Rendy and I had gone to bed before it got really crazy, and I still remember waking up the next morning to a radically different setting. Much of the campground had been cleared out and as I walked over to Camp Curry to see if I could find a newspaper, I passed a number of enforcers still wearing football helmets for protection and carrying axe handles. Looking as innocent as I could, I managed to make it over and back without drawing any undue attention.
It would later turn out that over the two days 174 people, including 41 minors, were arrested. The majority were for drugs and alcohol, but a fair number were for far more serious crimes, including assaulting a federal officer, carrying a loaded firearm, and assault with a vehicle. In the following years the National Park’s attitudes and policies about policing and campground access would change dramatically, becoming much more confrontational for the former and much more restrictive for the latter.
Reservations would soon be required for campsites and after the historic flooding in the winter of 1997 (it occurred from December 31, 1996, to January 5, 1997, and stands as the worst flood in park history with the Merced River peaking at 24,600 cubic feet per second during the flood), half of the valley’s campsites (Upper and Lower River) were permanently removed.
This would make it nearly impossible to snag a reservation in the remaining campgrounds (Upper, Lower, and North Pines), so much so that we have only done so a couple of times since then).
Joanna, Jessica and I were there a day before the start of the flooding, rain falling and the river already beginning to rise. We were staying outside of the park and after a drink at the Mountain Bar (soothing hot chocolate perked up Jessica’s sagging spirits) we drove to Oakhurst (our lodging option for many Yosemite encounters) for the night, missing the event that would reshape the valley and its accommodations for years to come. And we will discuss those in our next post.
Paso Robles Inn: https://www.pasoroblesinn.com/
Devonshire Downs: https://en.wikipedia.org/wiki/Devonshire_Downs

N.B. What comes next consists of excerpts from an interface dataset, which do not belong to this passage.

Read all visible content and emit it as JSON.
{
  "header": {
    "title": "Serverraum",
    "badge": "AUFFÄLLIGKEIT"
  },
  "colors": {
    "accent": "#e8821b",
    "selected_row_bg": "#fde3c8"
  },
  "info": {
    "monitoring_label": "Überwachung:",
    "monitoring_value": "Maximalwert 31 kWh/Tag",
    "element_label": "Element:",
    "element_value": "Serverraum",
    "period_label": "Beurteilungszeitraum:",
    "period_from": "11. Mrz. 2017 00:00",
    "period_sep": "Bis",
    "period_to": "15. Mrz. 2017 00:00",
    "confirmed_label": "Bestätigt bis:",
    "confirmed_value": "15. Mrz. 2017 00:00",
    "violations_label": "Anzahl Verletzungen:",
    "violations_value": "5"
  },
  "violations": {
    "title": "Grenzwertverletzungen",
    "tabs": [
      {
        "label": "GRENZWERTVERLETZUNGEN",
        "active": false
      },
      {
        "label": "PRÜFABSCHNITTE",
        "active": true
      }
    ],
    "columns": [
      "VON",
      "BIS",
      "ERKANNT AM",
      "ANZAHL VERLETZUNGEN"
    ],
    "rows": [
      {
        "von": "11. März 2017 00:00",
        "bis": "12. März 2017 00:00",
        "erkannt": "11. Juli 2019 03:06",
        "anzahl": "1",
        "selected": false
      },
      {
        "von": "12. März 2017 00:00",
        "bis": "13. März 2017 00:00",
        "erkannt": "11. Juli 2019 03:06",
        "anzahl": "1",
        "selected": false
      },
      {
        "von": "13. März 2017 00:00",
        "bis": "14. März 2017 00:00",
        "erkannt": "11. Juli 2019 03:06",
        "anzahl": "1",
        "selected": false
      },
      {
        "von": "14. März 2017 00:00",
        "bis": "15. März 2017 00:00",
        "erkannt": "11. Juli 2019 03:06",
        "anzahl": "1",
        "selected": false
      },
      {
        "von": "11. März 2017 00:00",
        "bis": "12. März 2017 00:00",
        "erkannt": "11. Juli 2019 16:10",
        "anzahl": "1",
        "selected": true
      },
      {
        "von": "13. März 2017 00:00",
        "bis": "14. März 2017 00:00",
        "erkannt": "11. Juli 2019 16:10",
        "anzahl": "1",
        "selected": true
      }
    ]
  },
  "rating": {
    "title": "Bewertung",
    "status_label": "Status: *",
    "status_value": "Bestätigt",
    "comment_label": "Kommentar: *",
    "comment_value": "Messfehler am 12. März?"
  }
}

The Lost Love-In: https://www.latimes.com/archives/la-xpm-1989-08-06-ca-315-story.html
1997 Merced River flood: https://www.nps.gov/yose/learn/management/1997-flood-recovery.htm